The Fullmers really wanted some open shelving in their kitchen mixed with closed upper cabinets. This is a great solution for most people who don’t necessarily want to worry about every dish looking beautiful all the time, but still want to add some decor and character to their kitchen. We DIYed these floating shelves inexpensively and they completely solved a corner problem where another cabinet wouldn’t fit perfectly and added a whole lot of warmth and beauty and we were able to stain them to tie into their wood-toned cabinets!
Here’s how we did it!
Drill Holes for Mounting Rods
Drill into the studs along the area where the shelf will be. Use a drill guide to keep the bit straight and level. If you don’t use a drill guide the rods likely won’t be even with each other and it will be difficult to get the shelves to slide on. You can wrap a piece of painter’s tape around your bit as a guide to drill about 3 inches into each stud where the shelf will sit. Use a drill bit the same size as the rods you’ve chosen. For these shelves we used 5/8 threaded rods for the edges and 1/4 threaded rods for the center.
Install Mounting Rods Into Wall
Put some epoxy glue into the holes in the wall. Not so much that it squeezes out everywhere when you put the rods in, but enough so the threads are surrounded by it. Add the rods and use small pieces of wood shim to level the rods. Allow the epoxy to cure the rods in place for the recommended time on the label (24 hours is usually safe).
Cut and Drill the Shelf Boards
For these shelves we just used one 2×12 board cut to length. Run the shelves through the table saw to shave off the curved edges, ending with squared edges and a shelf that’s 10.75in from front edge to back.
Hold the shelves against the front of the mounted rods (after they have finished curing), level the shelf, and tap on the front of the board with the palm of your hand. This will create indents on the back of the boards where the rods are, so you know where to drill. Use the drill guide to drill into the boards about 9.5 inches. You can clamp boards on either side of the shelf to widen it for the drill guide.
Sand and Stain the Shelf Boards
Using an orbital sander, sand the boards down smooth starting with 80 grit sandpaper, then moving to 120 and finishing with 160. Stain the shelf with your preferred color of Minwax® stain using a foam brush.

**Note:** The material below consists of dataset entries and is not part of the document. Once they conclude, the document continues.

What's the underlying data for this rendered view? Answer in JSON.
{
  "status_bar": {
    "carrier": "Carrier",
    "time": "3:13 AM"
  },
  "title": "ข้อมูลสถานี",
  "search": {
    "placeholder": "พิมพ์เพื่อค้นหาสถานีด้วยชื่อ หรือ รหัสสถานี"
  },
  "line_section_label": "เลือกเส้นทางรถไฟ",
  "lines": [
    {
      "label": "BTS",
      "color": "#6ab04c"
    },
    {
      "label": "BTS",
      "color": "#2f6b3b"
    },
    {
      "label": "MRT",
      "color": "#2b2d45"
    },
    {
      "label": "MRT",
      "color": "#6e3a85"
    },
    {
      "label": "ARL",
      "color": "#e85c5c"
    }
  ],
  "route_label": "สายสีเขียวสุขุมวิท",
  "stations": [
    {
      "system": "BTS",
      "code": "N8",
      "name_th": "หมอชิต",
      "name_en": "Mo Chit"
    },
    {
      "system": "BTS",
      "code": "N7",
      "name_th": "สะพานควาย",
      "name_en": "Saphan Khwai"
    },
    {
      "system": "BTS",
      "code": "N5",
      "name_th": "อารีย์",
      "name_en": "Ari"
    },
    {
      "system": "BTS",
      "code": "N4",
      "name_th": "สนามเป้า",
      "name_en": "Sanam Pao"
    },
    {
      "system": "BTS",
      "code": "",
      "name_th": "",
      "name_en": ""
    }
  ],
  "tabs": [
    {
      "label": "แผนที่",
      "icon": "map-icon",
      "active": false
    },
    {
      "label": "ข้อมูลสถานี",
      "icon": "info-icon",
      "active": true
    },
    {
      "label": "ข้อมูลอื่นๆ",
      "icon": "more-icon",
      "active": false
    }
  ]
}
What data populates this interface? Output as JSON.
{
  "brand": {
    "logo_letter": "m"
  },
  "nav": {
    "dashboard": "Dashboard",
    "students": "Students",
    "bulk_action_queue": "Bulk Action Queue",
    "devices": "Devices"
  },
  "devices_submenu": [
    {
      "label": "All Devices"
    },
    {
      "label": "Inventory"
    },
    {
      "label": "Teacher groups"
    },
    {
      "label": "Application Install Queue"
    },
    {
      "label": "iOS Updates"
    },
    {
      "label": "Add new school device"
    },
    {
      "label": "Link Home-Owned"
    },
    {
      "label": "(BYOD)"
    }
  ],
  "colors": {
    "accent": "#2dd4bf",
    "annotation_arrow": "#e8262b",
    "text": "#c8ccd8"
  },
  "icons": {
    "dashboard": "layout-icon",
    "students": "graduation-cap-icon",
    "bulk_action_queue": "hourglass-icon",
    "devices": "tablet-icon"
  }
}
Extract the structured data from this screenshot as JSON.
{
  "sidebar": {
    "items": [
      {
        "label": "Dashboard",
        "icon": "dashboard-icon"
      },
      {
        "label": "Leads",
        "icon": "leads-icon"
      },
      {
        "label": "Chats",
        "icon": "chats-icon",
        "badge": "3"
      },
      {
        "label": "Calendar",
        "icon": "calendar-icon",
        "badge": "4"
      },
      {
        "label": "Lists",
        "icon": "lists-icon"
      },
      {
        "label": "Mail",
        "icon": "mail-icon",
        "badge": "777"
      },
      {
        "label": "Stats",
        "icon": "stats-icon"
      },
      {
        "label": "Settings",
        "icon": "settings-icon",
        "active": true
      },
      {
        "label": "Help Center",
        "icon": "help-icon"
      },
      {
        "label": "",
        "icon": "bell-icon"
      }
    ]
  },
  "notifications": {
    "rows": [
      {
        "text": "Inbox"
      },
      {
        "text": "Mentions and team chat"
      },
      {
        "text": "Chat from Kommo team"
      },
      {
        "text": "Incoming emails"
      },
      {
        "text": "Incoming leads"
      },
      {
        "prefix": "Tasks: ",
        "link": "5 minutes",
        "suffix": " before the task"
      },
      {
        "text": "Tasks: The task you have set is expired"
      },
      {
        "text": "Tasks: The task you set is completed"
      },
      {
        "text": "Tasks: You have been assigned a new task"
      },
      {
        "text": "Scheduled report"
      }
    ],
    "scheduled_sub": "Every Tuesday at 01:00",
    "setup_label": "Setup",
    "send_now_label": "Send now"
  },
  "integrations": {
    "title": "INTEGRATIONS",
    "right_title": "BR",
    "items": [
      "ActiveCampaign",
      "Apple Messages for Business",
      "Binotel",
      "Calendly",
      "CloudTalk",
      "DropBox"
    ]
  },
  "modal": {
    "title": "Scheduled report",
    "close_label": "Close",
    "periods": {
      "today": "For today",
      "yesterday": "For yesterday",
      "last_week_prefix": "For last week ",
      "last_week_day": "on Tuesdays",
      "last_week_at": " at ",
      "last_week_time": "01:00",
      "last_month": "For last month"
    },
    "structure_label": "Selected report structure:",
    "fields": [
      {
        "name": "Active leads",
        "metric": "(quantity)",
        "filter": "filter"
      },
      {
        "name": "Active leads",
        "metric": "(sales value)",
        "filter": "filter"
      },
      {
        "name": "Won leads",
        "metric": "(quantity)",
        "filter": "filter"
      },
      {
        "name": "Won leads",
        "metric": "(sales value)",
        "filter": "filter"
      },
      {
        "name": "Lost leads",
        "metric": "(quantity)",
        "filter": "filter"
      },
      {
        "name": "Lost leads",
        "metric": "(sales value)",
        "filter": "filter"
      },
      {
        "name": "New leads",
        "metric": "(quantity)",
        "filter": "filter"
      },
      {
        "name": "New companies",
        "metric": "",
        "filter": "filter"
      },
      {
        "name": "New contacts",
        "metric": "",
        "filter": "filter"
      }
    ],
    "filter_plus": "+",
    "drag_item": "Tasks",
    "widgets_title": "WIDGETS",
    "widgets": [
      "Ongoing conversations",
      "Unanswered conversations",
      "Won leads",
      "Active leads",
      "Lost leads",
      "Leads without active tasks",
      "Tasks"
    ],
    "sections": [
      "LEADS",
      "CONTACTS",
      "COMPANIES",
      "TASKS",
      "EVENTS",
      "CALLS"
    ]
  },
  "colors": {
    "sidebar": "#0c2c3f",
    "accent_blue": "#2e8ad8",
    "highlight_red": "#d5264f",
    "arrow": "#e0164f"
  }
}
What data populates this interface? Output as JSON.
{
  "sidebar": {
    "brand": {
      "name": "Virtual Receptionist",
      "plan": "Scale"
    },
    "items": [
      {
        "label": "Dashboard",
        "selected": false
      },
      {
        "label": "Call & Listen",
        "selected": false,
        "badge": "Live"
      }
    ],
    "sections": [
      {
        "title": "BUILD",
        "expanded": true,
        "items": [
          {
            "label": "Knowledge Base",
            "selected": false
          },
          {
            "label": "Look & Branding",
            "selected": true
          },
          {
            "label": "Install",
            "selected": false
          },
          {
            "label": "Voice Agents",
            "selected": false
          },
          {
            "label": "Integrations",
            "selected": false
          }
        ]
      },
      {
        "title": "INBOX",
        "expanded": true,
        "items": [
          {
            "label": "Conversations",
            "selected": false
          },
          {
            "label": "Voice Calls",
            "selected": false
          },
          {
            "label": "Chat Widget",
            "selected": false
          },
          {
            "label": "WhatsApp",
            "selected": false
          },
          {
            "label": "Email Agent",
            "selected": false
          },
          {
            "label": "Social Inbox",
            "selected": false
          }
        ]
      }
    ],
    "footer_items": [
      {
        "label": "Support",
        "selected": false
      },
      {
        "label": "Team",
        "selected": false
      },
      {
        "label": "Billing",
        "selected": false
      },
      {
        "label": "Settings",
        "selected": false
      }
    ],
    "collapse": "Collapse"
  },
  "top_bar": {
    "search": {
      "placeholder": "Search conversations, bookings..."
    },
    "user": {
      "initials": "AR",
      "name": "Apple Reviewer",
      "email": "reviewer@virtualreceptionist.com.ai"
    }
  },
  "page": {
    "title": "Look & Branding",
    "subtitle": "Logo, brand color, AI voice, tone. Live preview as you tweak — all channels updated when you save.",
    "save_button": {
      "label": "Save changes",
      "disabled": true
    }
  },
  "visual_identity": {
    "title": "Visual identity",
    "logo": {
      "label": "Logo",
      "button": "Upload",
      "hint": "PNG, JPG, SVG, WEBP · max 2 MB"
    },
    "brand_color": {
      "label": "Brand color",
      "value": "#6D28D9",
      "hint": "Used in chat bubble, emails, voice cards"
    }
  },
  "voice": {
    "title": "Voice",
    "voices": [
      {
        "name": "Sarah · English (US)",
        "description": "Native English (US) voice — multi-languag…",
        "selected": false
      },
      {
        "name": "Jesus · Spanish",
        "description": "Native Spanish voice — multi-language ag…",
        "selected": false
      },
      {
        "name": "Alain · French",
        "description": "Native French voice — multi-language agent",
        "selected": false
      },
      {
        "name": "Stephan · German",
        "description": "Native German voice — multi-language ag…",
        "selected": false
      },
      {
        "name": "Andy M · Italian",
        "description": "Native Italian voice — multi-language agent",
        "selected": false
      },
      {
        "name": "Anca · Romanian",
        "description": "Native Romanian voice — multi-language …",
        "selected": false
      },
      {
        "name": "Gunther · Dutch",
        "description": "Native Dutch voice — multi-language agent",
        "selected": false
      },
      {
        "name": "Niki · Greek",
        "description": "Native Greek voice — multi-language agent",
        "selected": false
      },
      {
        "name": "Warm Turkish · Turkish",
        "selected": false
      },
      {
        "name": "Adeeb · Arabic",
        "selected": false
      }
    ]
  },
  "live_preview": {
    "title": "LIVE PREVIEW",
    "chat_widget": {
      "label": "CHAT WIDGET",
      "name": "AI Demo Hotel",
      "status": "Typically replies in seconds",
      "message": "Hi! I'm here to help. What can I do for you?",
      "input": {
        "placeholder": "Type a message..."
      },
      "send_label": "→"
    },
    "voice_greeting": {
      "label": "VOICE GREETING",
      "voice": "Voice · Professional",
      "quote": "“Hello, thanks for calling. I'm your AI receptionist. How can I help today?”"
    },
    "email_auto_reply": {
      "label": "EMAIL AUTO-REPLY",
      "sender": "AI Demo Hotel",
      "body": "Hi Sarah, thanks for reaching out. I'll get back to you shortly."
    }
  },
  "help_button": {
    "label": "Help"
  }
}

Wipe off excess stain and allow to dry. Coat with Minwax Matte Finish Polycrylic and allow to dry.
To get the right color, we recommend cutting spare scraps of your shelf wood, sanding it down the same way, and testing your colors. Keep in mind that when using multiple colors, the order in which you apply the stains will change the look. For these shelves we did a coat of Minwax Simply White, wiped it off, then added a coat of Minwax Driftwood and allowed it to dry for 15 minutes before wiping off.
Dry Fit and Mount the Shelves
Put the shelves in place to ensure they will go on properly. Be careful not to get the shelf stuck – there’s a chance the shelf will need to be tapped into place, so dry fitting should just be a loose fit to ensure the rods match up with the holes.
Add some of the epoxy glue into the shelf holes (again, not too much, but enough to create a firm bond) and slide the shelves in place. If tapping is necessary, place a block along the front of the shelf and tap the block with the hammer, so you don’t damage the shelf.
If you’re more of a visual person, we put together an easy-to-follow video below!
Don’t forget to allow the shelves to cure into place overnight before loading them up. And then by all means–LOAD. THEM. UP!
Can’t wait to see your own versions of this easy DIY!! Be sure to tag us if you try it.